Multifunctionality is a word which should be considered synonymous with forests.
Wood production, carbon sequestration, biodiversity enhancement, recreation and ecosystem services are a few of the widely acknowledged functions that forests can provide, and the list is constantly expanding.
Just last year, researchers added another function to the lengthy list of purposes for forests: They have found that forests’ biophysical functions move heat and moisture away from the Earth’s surface, achieving a cooling – both locally and globally – of at least half a degree, on top of the cooling effect of carbon sequestration. But how do we make sure that we achieve the right balance of these functions to create the best value?
The first logical step would be to quantify the value. Traditional forest valuation is likely to be somewhat familiar to many readers: it's commonly a function of the amount and value of traditional forest products expected to be yielded at harvesting events (thinning or clearfell). Creating a realistic forecast of yields is essential and relies on both accurate measurement of the current situation and reliable systems for forecasting. Combining LiDAR, drone imagery, and remote sensing with analytical techniques such as machine learning is rapidly becoming best-practice, not just in the academic analysis of forests, but also in forest operations. This provides a strong basis for quantification.
How about quantifying the other forest functions? Carbon sequestration is, of course, the most prominent development at present. Forests are the most affordable and incredibly scaleable approach to sequestering atmospheric carbon. Quantifying carbon sequestration can also use modern digital tools to create accurate measures and forecasts.
For other forest functions, such as biodiversity and ecosystem services, quantification remains a challenge, often requiring intensive fieldwork, and remains to a large extent in the academic realm. But given the global interest in these aspects and – more importantly – the financial interest, it surely cannot be long before we see more operationally viable approaches to quantifying these functions.
Once we understand the values, they should be balanced to provide the maximum value possible through an optimisation process. Timber, carbon and other revenues can be compared with a cashflow analysis based on modelled forest growth and optimised harvesting.

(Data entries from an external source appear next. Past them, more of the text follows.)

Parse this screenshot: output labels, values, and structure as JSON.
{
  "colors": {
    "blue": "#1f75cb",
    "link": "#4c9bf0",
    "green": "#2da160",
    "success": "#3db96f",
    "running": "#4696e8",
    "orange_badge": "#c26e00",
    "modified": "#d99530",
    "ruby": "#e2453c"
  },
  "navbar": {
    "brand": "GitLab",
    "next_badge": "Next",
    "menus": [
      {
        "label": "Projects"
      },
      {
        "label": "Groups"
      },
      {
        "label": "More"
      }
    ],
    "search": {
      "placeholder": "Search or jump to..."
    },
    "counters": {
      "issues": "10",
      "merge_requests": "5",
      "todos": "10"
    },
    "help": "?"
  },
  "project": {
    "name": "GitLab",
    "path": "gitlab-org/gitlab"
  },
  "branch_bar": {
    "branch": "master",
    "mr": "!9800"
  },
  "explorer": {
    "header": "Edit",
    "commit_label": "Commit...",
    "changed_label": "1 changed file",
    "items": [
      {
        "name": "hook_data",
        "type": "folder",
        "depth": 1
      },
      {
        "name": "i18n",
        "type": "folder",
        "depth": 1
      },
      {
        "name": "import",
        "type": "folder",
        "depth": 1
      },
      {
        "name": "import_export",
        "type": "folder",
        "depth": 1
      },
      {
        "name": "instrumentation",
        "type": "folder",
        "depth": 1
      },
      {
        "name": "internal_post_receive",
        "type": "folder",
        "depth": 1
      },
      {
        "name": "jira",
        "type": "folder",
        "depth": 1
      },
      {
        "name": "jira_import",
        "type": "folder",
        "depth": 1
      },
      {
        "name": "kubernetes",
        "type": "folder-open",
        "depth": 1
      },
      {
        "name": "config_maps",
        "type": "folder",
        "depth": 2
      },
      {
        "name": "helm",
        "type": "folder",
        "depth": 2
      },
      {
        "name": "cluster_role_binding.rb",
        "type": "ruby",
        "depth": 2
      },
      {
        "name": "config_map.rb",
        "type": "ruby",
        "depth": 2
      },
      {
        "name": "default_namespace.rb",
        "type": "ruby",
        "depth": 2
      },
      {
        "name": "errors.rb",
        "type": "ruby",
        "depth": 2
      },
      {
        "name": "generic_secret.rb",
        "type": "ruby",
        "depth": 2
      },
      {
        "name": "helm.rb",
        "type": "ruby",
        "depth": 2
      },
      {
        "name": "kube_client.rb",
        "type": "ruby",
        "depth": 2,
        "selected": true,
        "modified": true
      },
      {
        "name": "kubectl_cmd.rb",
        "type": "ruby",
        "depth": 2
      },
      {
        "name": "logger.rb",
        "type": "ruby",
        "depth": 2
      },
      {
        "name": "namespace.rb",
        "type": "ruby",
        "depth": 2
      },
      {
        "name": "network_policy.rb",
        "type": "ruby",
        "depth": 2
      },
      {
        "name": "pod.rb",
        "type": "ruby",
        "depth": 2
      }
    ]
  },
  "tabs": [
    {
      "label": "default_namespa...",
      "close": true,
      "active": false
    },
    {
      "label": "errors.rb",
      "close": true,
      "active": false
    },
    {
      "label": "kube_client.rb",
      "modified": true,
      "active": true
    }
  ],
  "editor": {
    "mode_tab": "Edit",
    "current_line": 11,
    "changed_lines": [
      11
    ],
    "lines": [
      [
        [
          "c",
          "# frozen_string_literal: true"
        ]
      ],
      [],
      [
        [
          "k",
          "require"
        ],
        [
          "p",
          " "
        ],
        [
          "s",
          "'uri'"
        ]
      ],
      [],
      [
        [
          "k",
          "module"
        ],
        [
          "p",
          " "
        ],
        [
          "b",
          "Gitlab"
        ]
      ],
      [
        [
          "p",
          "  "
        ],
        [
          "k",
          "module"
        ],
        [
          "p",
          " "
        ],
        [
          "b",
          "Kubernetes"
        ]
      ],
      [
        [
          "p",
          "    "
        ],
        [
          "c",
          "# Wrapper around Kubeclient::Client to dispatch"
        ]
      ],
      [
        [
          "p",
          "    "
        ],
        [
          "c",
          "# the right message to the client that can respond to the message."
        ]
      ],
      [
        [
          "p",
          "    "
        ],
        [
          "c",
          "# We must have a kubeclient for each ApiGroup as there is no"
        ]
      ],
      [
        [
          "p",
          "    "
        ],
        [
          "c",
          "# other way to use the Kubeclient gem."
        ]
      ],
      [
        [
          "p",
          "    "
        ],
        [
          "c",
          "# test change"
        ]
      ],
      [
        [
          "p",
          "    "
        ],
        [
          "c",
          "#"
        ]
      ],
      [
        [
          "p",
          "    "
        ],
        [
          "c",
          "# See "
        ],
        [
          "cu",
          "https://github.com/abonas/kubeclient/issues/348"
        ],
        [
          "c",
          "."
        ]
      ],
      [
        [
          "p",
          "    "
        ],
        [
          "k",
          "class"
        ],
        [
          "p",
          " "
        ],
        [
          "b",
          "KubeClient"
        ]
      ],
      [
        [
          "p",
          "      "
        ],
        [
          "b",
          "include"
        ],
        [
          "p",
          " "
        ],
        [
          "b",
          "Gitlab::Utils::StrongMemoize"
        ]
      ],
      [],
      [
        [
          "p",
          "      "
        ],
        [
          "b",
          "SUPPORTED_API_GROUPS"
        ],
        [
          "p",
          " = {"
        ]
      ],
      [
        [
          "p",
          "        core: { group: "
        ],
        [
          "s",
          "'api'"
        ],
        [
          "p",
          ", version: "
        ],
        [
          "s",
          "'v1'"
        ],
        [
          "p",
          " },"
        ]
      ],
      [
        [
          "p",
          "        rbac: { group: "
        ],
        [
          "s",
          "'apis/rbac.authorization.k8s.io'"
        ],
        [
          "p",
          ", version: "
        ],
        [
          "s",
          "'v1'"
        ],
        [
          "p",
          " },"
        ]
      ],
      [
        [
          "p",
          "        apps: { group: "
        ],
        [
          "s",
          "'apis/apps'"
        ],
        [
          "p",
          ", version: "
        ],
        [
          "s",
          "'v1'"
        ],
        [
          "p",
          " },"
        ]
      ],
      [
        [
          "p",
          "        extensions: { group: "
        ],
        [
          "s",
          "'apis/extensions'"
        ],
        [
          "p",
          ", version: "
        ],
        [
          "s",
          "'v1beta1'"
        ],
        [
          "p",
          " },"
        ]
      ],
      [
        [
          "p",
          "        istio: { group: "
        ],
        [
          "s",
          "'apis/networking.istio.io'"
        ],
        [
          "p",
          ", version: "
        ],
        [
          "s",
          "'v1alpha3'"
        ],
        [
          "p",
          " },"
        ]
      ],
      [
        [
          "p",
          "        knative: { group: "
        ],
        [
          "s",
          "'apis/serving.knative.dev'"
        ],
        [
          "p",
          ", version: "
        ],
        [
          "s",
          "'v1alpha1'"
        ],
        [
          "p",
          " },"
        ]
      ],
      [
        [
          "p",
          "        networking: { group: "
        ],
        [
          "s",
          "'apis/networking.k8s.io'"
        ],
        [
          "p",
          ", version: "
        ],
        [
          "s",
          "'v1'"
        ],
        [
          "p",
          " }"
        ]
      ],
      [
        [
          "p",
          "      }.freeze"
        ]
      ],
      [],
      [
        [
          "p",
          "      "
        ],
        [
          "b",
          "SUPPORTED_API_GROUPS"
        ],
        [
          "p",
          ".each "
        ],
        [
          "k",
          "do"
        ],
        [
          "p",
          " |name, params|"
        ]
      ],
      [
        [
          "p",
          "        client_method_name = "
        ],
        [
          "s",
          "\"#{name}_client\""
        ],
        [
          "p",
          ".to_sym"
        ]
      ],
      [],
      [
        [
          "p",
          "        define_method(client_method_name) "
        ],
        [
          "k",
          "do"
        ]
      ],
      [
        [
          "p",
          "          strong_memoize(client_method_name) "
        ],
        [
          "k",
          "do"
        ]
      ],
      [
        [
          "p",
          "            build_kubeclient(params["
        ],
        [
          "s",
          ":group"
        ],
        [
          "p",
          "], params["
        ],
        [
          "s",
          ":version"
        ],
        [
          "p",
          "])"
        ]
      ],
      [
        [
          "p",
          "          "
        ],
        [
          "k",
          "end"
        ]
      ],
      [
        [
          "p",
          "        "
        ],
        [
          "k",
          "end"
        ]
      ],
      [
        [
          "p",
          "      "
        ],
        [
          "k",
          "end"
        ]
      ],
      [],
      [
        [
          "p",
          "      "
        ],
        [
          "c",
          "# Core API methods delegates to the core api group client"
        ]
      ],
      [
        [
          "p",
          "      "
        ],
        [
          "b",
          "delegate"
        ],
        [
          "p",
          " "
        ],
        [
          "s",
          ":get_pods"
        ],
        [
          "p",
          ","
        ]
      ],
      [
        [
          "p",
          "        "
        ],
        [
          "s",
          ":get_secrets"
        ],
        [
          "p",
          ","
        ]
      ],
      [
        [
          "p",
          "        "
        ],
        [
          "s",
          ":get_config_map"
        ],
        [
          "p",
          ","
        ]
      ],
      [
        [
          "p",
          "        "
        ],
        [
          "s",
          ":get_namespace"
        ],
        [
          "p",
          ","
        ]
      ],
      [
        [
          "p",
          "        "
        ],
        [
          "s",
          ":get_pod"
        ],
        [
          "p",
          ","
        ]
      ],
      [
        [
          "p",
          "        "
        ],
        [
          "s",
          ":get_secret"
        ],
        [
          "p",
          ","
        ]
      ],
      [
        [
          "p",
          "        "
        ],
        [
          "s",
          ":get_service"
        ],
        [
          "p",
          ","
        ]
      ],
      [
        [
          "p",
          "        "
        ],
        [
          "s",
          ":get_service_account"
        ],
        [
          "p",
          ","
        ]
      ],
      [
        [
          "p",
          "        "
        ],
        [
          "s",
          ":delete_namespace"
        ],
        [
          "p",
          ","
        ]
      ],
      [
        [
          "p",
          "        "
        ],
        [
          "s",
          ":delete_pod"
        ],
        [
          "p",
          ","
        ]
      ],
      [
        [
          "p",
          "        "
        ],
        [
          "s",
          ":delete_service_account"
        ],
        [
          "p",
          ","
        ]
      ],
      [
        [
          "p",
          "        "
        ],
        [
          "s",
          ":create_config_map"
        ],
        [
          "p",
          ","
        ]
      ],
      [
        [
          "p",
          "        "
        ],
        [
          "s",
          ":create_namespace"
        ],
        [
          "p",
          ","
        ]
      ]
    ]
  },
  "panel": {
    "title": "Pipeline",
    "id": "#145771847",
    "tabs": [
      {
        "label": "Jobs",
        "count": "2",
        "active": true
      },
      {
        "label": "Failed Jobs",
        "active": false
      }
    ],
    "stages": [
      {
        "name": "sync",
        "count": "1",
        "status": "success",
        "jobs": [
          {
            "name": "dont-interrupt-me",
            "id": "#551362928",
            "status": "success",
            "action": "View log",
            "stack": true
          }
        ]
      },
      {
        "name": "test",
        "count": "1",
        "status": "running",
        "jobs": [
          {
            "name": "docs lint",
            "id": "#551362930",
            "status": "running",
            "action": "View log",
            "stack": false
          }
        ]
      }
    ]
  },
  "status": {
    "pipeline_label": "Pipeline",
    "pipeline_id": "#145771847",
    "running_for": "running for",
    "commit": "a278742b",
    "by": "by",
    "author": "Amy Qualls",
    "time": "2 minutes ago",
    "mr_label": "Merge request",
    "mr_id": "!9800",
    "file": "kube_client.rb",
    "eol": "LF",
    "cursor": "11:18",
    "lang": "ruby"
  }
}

A carbon scenario analysis can be applied, for example, to determine the optimal price level for carbon or to assess the impact of different management practices on forest carbon sequestration, all while still considering the impact upon wood flows into traditional forestry value chains.
Quantifying and optimising are only the start of this story, though. The key to ensuring that multifunctional forest benefits are maintained into perpetuity is in realising returns from the forests.
Where traditional forest products may have historically been dominated by the impact of local markets, increasing global demand has seen more and more impact of exports. Models optimising current and future local and global supply-demand balances help us to understand biomass markets more fully and can provide further inputs to enhance the optimisation step in maximising forest value.
When we look at carbon credits and other developing forest functions, they can be considered a truly global market with many consumers looking to platforms such as puro.earth, which represent an inspiring example of the needed system expansion to capture the full potential of forests in climate mitigation. Puro.earth provides CO2 Removal Certificates (CORCs) that are generated, among others, from wooden building elements that store carbon for a minimum of 50 years. Incentivising the production of long-lasting wood products could lead to more efficient raw-material usage by means of cascading use of wood within the wood-processing industry.
However, when large multinationals like Microsoft publish reports discussing the criteria for high-quality carbon- dioxide removal, it is apparent that there is an increasing awareness of the fact that not all forest carbon has the same value. Carbon prices reflect this with large variability, so understanding what factors impact which carbon-credit value is a must. The added functionality of forest projects is often a factor here, given that we are yet to see widely applied quantification and crediting methodologies for other forest functions such as ecosystem services and biodiversity.
Existing and more general land use approaches, such as natural capital accounting, may be another answer to this problem seeking to attribute value to all the functions provided by given land use.
To maintain forests’ multifunctionality in the future, we must fully understand the potential value of all their functions and allow them to be optimised and see the value realised.